• **Problem description**
In the entries below, spot each line with the word "value" and copy it.

Dataset rows for apps and sites
:::::

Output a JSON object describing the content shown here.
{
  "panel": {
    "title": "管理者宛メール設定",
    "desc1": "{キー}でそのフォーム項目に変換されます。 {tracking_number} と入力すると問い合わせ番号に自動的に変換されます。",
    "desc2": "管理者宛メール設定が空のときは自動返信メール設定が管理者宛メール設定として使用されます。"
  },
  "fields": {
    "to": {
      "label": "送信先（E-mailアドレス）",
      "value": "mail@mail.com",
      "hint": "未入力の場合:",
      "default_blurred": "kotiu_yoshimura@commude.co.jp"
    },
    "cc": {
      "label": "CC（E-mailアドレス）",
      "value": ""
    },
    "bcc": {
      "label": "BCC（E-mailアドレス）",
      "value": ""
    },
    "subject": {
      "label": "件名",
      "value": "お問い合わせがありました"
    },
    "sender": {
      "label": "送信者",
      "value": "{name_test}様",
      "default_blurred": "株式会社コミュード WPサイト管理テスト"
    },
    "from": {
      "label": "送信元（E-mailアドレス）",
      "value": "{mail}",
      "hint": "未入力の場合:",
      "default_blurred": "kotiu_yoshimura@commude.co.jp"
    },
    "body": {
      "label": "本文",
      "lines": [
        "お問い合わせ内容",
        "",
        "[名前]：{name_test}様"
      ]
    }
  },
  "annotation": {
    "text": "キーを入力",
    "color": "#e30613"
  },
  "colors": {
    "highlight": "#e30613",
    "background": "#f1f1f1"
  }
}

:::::

• **Task answer**
      "value": "mail@mail.com",
      "value": ""
      "value": ""
      "value": "お問い合わせがありました"
      "value": "{name_test}様",
      "value": "{mail}",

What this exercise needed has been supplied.